July 3, 2013
Opening reception: June 5, 2013, 6-8 pm
Gallery 2: Shoot examines the work of five emerging photographers. Shamus Clisset builds alternate realities that blend humor and absurdity. “Everything we picture in our heads or build on a computer exists as a model, a representation of data or of our understanding of that thing. So my process always starts with a mental image or idea of objects that I am trying to transfer into digital space.” Constructing objects and environments using 3-D software and simulating the way light falls upon the subject, his artificial worlds contain an uncanny realism.
Yoko Haraoka’s Mugshot series is a manifestation of her fascination with facial expressions, gestures, and extreme emotions. Coming from Japan, a culture where stoicism is common and feelings are reserved, her photographs convey both the emotional and physical state of her characters .
dNASAb creates sculptural environments “based on the shape of genetics, nature and technology. These systems become ecosystems where a symbiotic relationship occurs between disparate materials, L.E.D.’s, fiber optics, sculptural materials, and consumer electronics.”
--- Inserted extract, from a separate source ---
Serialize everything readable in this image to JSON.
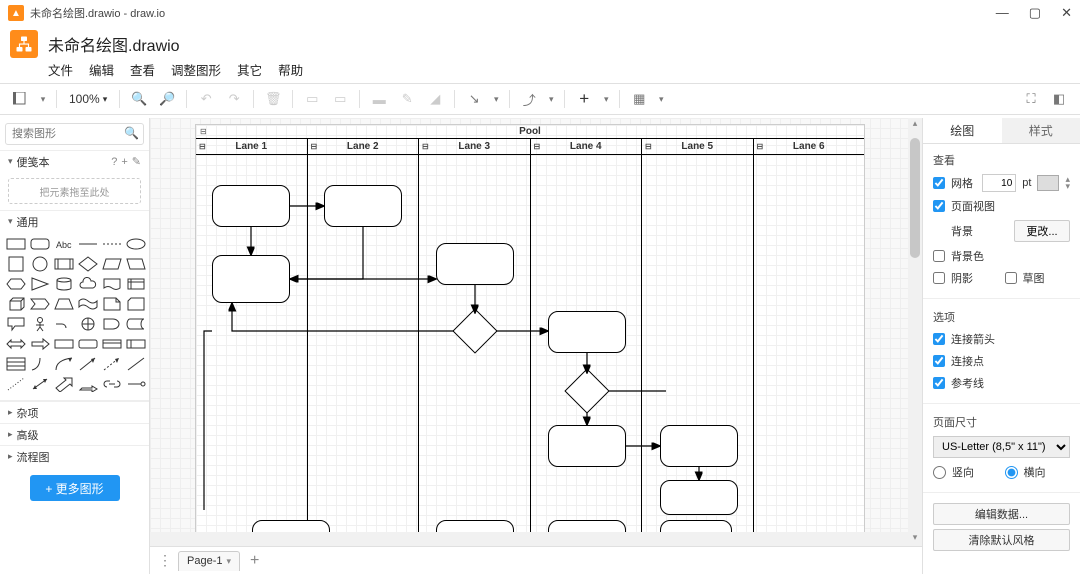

Jang Soon Im digitally inserts himself and/or contemporary pop stars into ancient Korean battle scenes. Like many television shows in his native Korea, there is a sense of excess and over the top kitsch as well as a romanticized quality in his work. Copying and pasting himself and Korean celebrities into his photographs, he builds an artificial universe, playing out various fantasies.
Using a traditional 35 millimeter camera, Katherine Newbegin travels internationally to photograph historic locations that are in decline or disappearing. In this series Newbegin focuses on the family owned cinema in India. Capturing the architecture of a bygone era, her photographs allude to the passage of time and hint at the disappearing habits of local life and architecture.
Satomi Shirai floats between the worlds of Tokyo and New York City. Photographing interior spaces, she gives us clues into the life and identity of those pictured by placing personal objects within the composition. Shirai shoots at intimate angles adding a voyeuristic quality to the image.